**Exercise goal**
Output all of the records again, exactly as written.

▼

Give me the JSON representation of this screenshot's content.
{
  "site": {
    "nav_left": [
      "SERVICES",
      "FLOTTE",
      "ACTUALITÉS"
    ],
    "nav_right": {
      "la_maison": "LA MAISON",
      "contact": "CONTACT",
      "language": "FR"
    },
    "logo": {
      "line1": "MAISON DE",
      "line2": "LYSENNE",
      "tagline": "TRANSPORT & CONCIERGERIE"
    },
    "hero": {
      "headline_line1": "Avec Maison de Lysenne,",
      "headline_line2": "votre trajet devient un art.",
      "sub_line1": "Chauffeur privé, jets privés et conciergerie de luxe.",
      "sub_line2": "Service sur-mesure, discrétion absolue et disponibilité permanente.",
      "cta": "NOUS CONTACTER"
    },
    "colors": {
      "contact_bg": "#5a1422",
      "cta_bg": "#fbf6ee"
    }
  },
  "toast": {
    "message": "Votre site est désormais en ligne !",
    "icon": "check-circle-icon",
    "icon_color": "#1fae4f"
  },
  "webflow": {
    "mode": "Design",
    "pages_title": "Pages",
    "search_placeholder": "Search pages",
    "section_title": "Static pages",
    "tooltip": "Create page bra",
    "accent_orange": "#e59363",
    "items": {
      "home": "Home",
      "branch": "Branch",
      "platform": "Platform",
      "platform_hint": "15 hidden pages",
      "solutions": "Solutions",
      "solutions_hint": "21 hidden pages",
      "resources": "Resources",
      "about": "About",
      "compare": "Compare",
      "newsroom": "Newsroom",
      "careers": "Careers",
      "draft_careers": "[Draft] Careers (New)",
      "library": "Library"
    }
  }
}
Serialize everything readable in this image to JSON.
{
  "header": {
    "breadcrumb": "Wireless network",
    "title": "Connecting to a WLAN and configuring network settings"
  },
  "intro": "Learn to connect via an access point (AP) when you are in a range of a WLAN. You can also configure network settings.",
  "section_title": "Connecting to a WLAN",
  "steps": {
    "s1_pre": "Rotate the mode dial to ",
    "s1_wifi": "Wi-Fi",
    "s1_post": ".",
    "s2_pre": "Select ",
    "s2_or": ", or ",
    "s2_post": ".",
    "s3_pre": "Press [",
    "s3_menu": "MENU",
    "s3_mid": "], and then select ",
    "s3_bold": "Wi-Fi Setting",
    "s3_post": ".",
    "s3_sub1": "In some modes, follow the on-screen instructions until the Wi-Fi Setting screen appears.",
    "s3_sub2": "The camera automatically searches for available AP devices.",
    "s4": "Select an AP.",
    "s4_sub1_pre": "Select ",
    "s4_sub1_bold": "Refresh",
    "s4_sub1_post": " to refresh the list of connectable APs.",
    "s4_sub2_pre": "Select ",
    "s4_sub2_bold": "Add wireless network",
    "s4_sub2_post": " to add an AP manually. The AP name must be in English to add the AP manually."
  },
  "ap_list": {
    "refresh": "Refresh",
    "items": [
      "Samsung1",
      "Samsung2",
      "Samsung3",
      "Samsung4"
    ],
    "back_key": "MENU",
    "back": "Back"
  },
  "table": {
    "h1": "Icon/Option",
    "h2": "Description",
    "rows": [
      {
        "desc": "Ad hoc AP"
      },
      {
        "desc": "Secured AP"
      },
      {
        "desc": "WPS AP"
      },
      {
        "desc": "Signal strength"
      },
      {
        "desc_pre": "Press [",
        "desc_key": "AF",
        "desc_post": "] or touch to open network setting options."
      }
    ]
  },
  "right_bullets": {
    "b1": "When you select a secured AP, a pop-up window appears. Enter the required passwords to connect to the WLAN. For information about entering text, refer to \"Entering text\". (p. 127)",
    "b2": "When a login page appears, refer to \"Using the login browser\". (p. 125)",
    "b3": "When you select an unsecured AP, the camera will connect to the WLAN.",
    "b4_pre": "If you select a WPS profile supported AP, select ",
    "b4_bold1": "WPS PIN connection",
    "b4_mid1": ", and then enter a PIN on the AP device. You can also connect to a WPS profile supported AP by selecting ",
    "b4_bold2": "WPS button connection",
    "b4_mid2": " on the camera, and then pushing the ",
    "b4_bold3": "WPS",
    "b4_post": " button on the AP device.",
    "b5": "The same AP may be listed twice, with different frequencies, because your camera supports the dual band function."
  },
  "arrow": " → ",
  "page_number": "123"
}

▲

**Task solution**
Give me the JSON representation of this screenshot's content.
{
  "site": {
    "nav_left": [
      "SERVICES",
      "FLOTTE",
      "ACTUALITÉS"
    ],
    "nav_right": {
      "la_maison": "LA MAISON",
      "contact": "CONTACT",
      "language": "FR"
    },
    "logo": {
      "line1": "MAISON DE",
      "line2": "LYSENNE",
      "tagline": "TRANSPORT & CONCIERGERIE"
    },
    "hero": {
      "headline_line1": "Avec Maison de Lysenne,",
      "headline_line2": "votre trajet devient un art.",
      "sub_line1": "Chauffeur privé, jets privés et conciergerie de luxe.",
      "sub_line2": "Service sur-mesure, discrétion absolue et disponibilité permanente.",
      "cta": "NOUS CONTACTER"
    },
    "colors": {
      "contact_bg": "#5a1422",
      "cta_bg": "#fbf6ee"
    }
  },
  "toast": {
    "message": "Votre site est désormais en ligne !",
    "icon": "check-circle-icon",
    "icon_color": "#1fae4f"
  },
  "webflow": {
    "mode": "Design",
    "pages_title": "Pages",
    "search_placeholder": "Search pages",
    "section_title": "Static pages",
    "tooltip": "Create page bra",
    "accent_orange": "#e59363",
    "items": {
      "home": "Home",
      "branch": "Branch",
      "platform": "Platform",
      "platform_hint": "15 hidden pages",
      "solutions": "Solutions",
      "solutions_hint": "21 hidden pages",
      "resources": "Resources",
      "about": "About",
      "compare": "Compare",
      "newsroom": "Newsroom",
      "careers": "Careers",
      "draft_careers": "[Draft] Careers (New)",
      "library": "Library"
    }
  }
}
Serialize everything readable in this image to JSON.
{
  "header": {
    "breadcrumb": "Wireless network",
    "title": "Connecting to a WLAN and configuring network settings"
  },
  "intro": "Learn to connect via an access point (AP) when you are in a range of a WLAN. You can also configure network settings.",
  "section_title": "Connecting to a WLAN",
  "steps": {
    "s1_pre": "Rotate the mode dial to ",
    "s1_wifi": "Wi-Fi",
    "s1_post": ".",
    "s2_pre": "Select ",
    "s2_or": ", or ",
    "s2_post": ".",
    "s3_pre": "Press [",
    "s3_menu": "MENU",
    "s3_mid": "], and then select ",
    "s3_bold": "Wi-Fi Setting",
    "s3_post": ".",
    "s3_sub1": "In some modes, follow the on-screen instructions until the Wi-Fi Setting screen appears.",
    "s3_sub2": "The camera automatically searches for available AP devices.",
    "s4": "Select an AP.",
    "s4_sub1_pre": "Select ",
    "s4_sub1_bold": "Refresh",
    "s4_sub1_post": " to refresh the list of connectable APs.",
    "s4_sub2_pre": "Select ",
    "s4_sub2_bold": "Add wireless network",
    "s4_sub2_post": " to add an AP manually. The AP name must be in English to add the AP manually."
  },
  "ap_list": {
    "refresh": "Refresh",
    "items": [
      "Samsung1",
      "Samsung2",
      "Samsung3",
      "Samsung4"
    ],
    "back_key": "MENU",
    "back": "Back"
  },
  "table": {
    "h1": "Icon/Option",
    "h2": "Description",
    "rows": [
      {
        "desc": "Ad hoc AP"
      },
      {
        "desc": "Secured AP"
      },
      {
        "desc": "WPS AP"
      },
      {
        "desc": "Signal strength"
      },
      {
        "desc_pre": "Press [",
        "desc_key": "AF",
        "desc_post": "] or touch to open network setting options."
      }
    ]
  },
  "right_bullets": {
    "b1": "When you select a secured AP, a pop-up window appears. Enter the required passwords to connect to the WLAN. For information about entering text, refer to \"Entering text\". (p. 127)",
    "b2": "When a login page appears, refer to \"Using the login browser\". (p. 125)",
    "b3": "When you select an unsecured AP, the camera will connect to the WLAN.",
    "b4_pre": "If you select a WPS profile supported AP, select ",
    "b4_bold1": "WPS PIN connection",
    "b4_mid1": ", and then enter a PIN on the AP device. You can also connect to a WPS profile supported AP by selecting ",
    "b4_bold2": "WPS button connection",
    "b4_mid2": " on the camera, and then pushing the ",
    "b4_bold3": "WPS",
    "b4_post": " button on the AP device.",
    "b5": "The same AP may be listed twice, with different frequencies, because your camera supports the dual band function."
  },
  "arrow": " → ",
  "page_number": "123"
}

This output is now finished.